I noticed this recipe for a freekeh pilaf in a cookbook by Lebanese food writer Nadia Saleh, Splendours of the Levant. She had it listed in the Turkish section. She mentions it as a specialty of Southeastern Turkey. I started researching it a bit online and found out it is from Gaziantep, a city I have always wanted to visit in Anatolia, for its famed marketplace and foodie scene. This dish which combines freekeh and bulgur reminded me of a similar dish from Aleppo, which also layers freekeh, bulgur and rice! Considering the shared history of the two cities and their geographical proximity, this is not so unusual. There were migrations and displacement of peoples back and forth between the two cities over the years and the cuisine in Aleppo is strongly influenced by the cuisine in Gaziantep and vice-versa.
In any case, the dish combines my two favorite grains, freekeh and bulgur, is easy to make and tastes delicious, the grains are a bit chewy and moist and the flavor is nutty, slightly spicy. I adapted the recipe, adding black beans instead of chickpeas and a couple of Mexican chilies.

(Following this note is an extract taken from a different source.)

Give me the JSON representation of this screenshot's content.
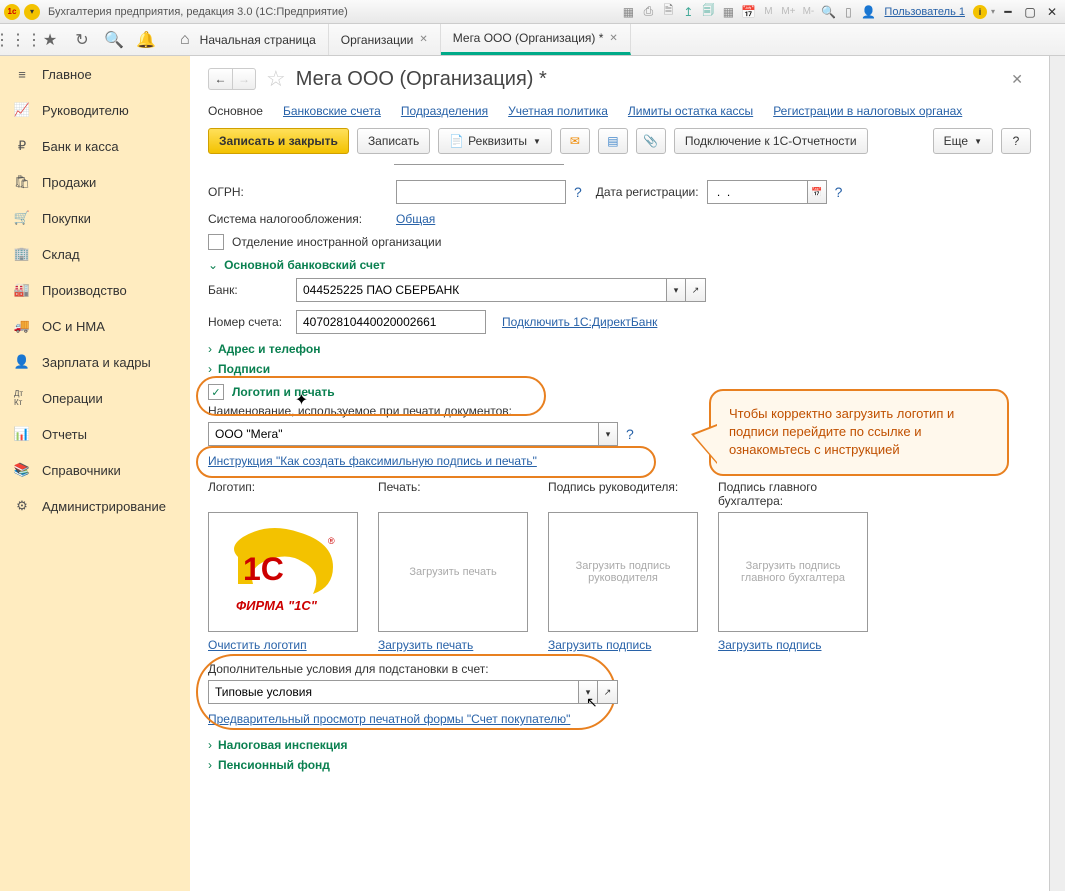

The pilaf is fragrant, earthy and tastes like pure comfort food; in addition, it is HEALTHY and vegan.
Freekeh pilaf with bulgurJoumana Accad Mediterranean, Middle Eastern June 22, 2022 Whole Grain/Bulgur/Rice, Main Dish, bulgur, freekeh, black beans, vegan food, pilaf, Kurdish, healthyfood, Turkish, armenianfood,

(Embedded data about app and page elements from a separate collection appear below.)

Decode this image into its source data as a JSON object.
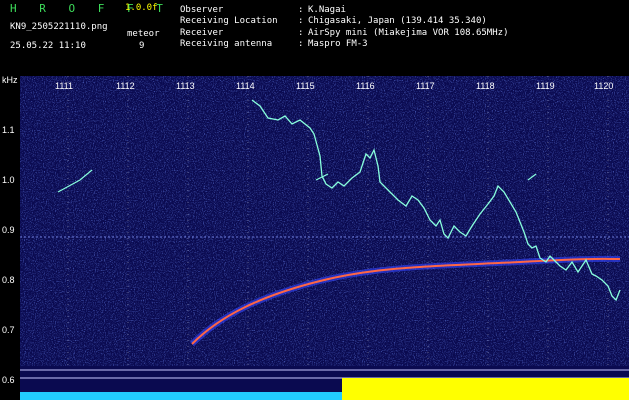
{
  "header": {
    "brand": "H R O F F T",
    "version": "1.0.0f",
    "filename": "KN9_2505221110.png",
    "datetime": "25.05.22 11:10",
    "meteor_label": "meteor",
    "meteor_count": "9",
    "fields": [
      {
        "key": "Observer",
        "sep": ":",
        "value": "K.Nagai"
      },
      {
        "key": "Receiving Location",
        "sep": ":",
        "value": "Chigasaki, Japan (139.414 35.340)"
      },
      {
        "key": "Receiver",
        "sep": ":",
        "value": "AirSpy mini (Miakejima VOR 108.65MHz)"
      },
      {
        "key": "Receiving antenna",
        "sep": ":",
        "value": "Maspro FM-3"
      }
    ]
  },
  "spectrogram": {
    "y_unit": "kHz",
    "y_ticks": [
      "1.1",
      "1.0",
      "0.9",
      "0.8",
      "0.7",
      "0.6"
    ],
    "x_ticks": [
      "1111",
      "1112",
      "1113",
      "1114",
      "1115",
      "1116",
      "1117",
      "1118",
      "1119",
      "1120"
    ],
    "colors": {
      "background": "#0a0a50",
      "trace_main": "#ff6644",
      "trace_secondary": "#88ffdd",
      "level_low": "#22ccff",
      "level_high": "#ffff00"
    }
  }
}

Prep Time: 30 minutes
Cook Time: 25 minutes
Passive Time: 15 minutes
1 1/4 cup freekeh aka roasted green wheat
1 cup bulgur #3 (coarse grain)
1 lb boiler onions, peeled (can substitute 1 or 2 large yellow or red onions, chopped fine or in rings) (used some great ones)
1 tsp garlic paste (or 4 garlic cloves mashed with a teaspoon of salt till pasty)
3 Tbsps red pepper paste
3 Tbsps tomato paste
3/4 cup tomatoes chopped-up fine
3 or 4 Tbsps extra virgin olive oil (can use ghee if you prefer)
1 or 2 chilies such as guajillo or pasilla or any red chili of your choice, previously rehydrated in boiling water for 5 minutes
1 can of black beans (or any beans of your choice)
Water (about 5 cups)
Spices: cumin, to taste, as well as salt, black pepper, cinnamon (start with one teaspoon and increase to taste if desired)
To serve: 1 cup (or more) of plain yogurt seasoned with garlic paste (Bulgarian, or Arab-style yogurt or plain yogurt to which a tablespoon of lemon juice has been added)
- Start frying the onions in oil or ghee, until slightly caramelized, about 10 minutes over medium heat. Add the red pepper paste and garlic paste, and fry for a few seconds; add the diced tomatoes and chili pepper; stir a few seconds. Add the cumin and other spices.
- Add the freekeh, stir to coat in the pepper-tomato-chili mixture, and add the water. Cover the pot and bring to a boil. Let it boil for about 15 minutes.
- Add the bulgur to the pot, and cook for another 10 minutes or so, until both grains are cooked but still chewy to the bite. The pilaf should have formed small holes as the grains cook. Add the (well-drained and rinsed) black beans or chickpeas and mix a bit. Remove from the heat and let it sit on the stove to rest for 30 minutes or less if planning to serve right away. Serve with cold yogurt in which some garlic paste has been added for flavor.
I did not measure the water, simply pouring enough initially to cover the freekeh by about one inch (2.5cms). However, it is totally easy to adjust by adding a bit of water and cooking the grains longer if they still feel hard to the bite. They should be firm and a bit chewy, not mushy.
Hello! All photos and content are copyright protected. Please do not use our photos without prior written permission. If you wish to republish this recipe, please rewrite the recipe in your own unique words and link back to the source recipe here on tasteofbeirut.com. Thank you!